**TASK ITEM**
Retype the data exactly, so that every line matches the original.
--- AVAILABLE DATA Enclosed Below ---
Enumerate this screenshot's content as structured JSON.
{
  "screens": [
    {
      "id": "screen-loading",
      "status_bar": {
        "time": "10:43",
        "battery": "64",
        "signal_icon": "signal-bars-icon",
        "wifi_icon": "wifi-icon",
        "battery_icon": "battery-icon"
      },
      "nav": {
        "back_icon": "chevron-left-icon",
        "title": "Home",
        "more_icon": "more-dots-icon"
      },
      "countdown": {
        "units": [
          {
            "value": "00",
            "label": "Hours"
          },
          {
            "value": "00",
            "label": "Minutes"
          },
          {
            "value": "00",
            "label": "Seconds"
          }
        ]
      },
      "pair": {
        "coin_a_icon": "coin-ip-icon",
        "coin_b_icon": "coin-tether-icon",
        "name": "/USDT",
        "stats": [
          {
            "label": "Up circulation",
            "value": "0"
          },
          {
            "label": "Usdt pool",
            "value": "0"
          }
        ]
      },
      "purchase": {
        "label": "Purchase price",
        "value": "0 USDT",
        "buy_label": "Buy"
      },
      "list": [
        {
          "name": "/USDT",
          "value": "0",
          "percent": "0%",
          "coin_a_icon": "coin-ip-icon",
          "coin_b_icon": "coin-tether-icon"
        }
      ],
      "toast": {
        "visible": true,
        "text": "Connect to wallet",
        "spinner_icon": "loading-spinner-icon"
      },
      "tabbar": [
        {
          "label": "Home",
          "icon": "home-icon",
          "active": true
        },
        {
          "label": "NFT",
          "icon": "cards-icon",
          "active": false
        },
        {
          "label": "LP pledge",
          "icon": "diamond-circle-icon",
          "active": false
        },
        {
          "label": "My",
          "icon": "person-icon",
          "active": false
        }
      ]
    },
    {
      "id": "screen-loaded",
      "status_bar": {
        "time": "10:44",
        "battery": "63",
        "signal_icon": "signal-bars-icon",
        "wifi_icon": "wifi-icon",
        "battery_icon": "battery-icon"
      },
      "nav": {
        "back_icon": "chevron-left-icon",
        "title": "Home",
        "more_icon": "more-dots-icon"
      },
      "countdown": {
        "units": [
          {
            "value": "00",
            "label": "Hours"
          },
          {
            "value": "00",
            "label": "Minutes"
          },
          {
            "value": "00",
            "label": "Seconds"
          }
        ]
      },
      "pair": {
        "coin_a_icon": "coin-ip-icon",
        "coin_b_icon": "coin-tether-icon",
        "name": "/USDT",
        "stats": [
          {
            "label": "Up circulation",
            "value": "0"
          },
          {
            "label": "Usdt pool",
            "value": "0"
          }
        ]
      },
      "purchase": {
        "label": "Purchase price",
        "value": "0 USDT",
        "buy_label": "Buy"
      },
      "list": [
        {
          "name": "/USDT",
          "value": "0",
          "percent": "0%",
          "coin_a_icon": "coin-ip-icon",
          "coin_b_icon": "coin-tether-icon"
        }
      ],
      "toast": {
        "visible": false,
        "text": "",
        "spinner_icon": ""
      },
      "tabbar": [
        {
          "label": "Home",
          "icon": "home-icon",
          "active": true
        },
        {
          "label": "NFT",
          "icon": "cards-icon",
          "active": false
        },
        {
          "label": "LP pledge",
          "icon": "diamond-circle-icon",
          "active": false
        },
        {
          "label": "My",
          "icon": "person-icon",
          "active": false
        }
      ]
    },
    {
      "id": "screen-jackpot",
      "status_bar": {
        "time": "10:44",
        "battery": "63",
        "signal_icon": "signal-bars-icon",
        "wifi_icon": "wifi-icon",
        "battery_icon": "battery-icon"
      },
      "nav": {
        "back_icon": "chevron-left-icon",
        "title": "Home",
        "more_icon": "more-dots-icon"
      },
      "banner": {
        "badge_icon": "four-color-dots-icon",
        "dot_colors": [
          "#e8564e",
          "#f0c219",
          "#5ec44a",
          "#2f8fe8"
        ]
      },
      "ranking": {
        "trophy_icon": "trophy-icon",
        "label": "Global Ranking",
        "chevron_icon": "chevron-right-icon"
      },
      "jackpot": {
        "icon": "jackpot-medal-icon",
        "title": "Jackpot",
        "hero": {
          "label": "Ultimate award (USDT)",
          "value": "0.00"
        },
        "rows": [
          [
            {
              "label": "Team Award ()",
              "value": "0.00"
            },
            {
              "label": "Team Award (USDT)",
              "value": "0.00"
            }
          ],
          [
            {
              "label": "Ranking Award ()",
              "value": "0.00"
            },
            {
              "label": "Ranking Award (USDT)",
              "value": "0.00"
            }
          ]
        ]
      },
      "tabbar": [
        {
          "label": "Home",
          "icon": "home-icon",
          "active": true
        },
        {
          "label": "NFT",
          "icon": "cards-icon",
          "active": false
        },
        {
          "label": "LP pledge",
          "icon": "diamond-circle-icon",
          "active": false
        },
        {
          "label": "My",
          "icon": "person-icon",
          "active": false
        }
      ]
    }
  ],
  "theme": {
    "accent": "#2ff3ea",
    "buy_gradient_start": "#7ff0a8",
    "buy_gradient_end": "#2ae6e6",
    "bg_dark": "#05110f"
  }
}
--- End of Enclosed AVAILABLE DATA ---
**SOLUTION**
Enumerate this screenshot's content as structured JSON.
{
  "screens": [
    {
      "id": "screen-loading",
      "status_bar": {
        "time": "10:43",
        "battery": "64",
        "signal_icon": "signal-bars-icon",
        "wifi_icon": "wifi-icon",
        "battery_icon": "battery-icon"
      },
      "nav": {
        "back_icon": "chevron-left-icon",
        "title": "Home",
        "more_icon": "more-dots-icon"
      },
      "countdown": {
        "units": [
          {
            "value": "00",
            "label": "Hours"
          },
          {
            "value": "00",
            "label": "Minutes"
          },
          {
            "value": "00",
            "label": "Seconds"
          }
        ]
      },
      "pair": {
        "coin_a_icon": "coin-ip-icon",
        "coin_b_icon": "coin-tether-icon",
        "name": "/USDT",
        "stats": [
          {
            "label": "Up circulation",
            "value": "0"
          },
          {
            "label": "Usdt pool",
            "value": "0"
          }
        ]
      },
      "purchase": {
        "label": "Purchase price",
        "value": "0 USDT",
        "buy_label": "Buy"
      },
      "list": [
        {
          "name": "/USDT",
          "value": "0",
          "percent": "0%",
          "coin_a_icon": "coin-ip-icon",
          "coin_b_icon": "coin-tether-icon"
        }
      ],
      "toast": {
        "visible": true,
        "text": "Connect to wallet",
        "spinner_icon": "loading-spinner-icon"
      },
      "tabbar": [
        {
          "label": "Home",
          "icon": "home-icon",
          "active": true
        },
        {
          "label": "NFT",
          "icon": "cards-icon",
          "active": false
        },
        {
          "label": "LP pledge",
          "icon": "diamond-circle-icon",
          "active": false
        },
        {
          "label": "My",
          "icon": "person-icon",
          "active": false
        }
      ]
    },
    {
      "id": "screen-loaded",
      "status_bar": {
        "time": "10:44",
        "battery": "63",
        "signal_icon": "signal-bars-icon",
        "wifi_icon": "wifi-icon",
        "battery_icon": "battery-icon"
      },
      "nav": {
        "back_icon": "chevron-left-icon",
        "title": "Home",
        "more_icon": "more-dots-icon"
      },
      "countdown": {
        "units": [
          {
            "value": "00",
            "label": "Hours"
          },
          {
            "value": "00",
            "label": "Minutes"
          },
          {
            "value": "00",
            "label": "Seconds"
          }
        ]
      },
      "pair": {
        "coin_a_icon": "coin-ip-icon",
        "coin_b_icon": "coin-tether-icon",
        "name": "/USDT",
        "stats": [
          {
            "label": "Up circulation",
            "value": "0"
          },
          {
            "label": "Usdt pool",
            "value": "0"
          }
        ]
      },
      "purchase": {
        "label": "Purchase price",
        "value": "0 USDT",
        "buy_label": "Buy"
      },
      "list": [
        {
          "name": "/USDT",
          "value": "0",
          "percent": "0%",
          "coin_a_icon": "coin-ip-icon",
          "coin_b_icon": "coin-tether-icon"
        }
      ],
      "toast": {
        "visible": false,
        "text": "",
        "spinner_icon": ""
      },
      "tabbar": [
        {
          "label": "Home",
          "icon": "home-icon",
          "active": true
        },
        {
          "label": "NFT",
          "icon": "cards-icon",
          "active": false
        },
        {
          "label": "LP pledge",
          "icon": "diamond-circle-icon",
          "active": false
        },
        {
          "label": "My",
          "icon": "person-icon",
          "active": false
        }
      ]
    },
    {
      "id": "screen-jackpot",
      "status_bar": {
        "time": "10:44",
        "battery": "63",
        "signal_icon": "signal-bars-icon",
        "wifi_icon": "wifi-icon",
        "battery_icon": "battery-icon"
      },
      "nav": {
        "back_icon": "chevron-left-icon",
        "title": "Home",
        "more_icon": "more-dots-icon"
      },
      "banner": {
        "badge_icon": "four-color-dots-icon",
        "dot_colors": [
          "#e8564e",
          "#f0c219",
          "#5ec44a",
          "#2f8fe8"
        ]
      },
      "ranking": {
        "trophy_icon": "trophy-icon",
        "label": "Global Ranking",
        "chevron_icon": "chevron-right-icon"
      },
      "jackpot": {
        "icon": "jackpot-medal-icon",
        "title": "Jackpot",
        "hero": {
          "label": "Ultimate award (USDT)",
          "value": "0.00"
        },
        "rows": [
          [
            {
              "label": "Team Award ()",
              "value": "0.00"
            },
            {
              "label": "Team Award (USDT)",
              "value": "0.00"
            }
          ],
          [
            {
              "label": "Ranking Award ()",
              "value": "0.00"
            },
            {
              "label": "Ranking Award (USDT)",
              "value": "0.00"
            }
          ]
        ]
      },
      "tabbar": [
        {
          "label": "Home",
          "icon": "home-icon",
          "active": true
        },
        {
          "label": "NFT",
          "icon": "cards-icon",
          "active": false
        },
        {
          "label": "LP pledge",
          "icon": "diamond-circle-icon",
          "active": false
        },
        {
          "label": "My",
          "icon": "person-icon",
          "active": false
        }
      ]
    }
  ],
  "theme": {
    "accent": "#2ff3ea",
    "buy_gradient_start": "#7ff0a8",
    "buy_gradient_end": "#2ae6e6",
    "bg_dark": "#05110f"
  }
}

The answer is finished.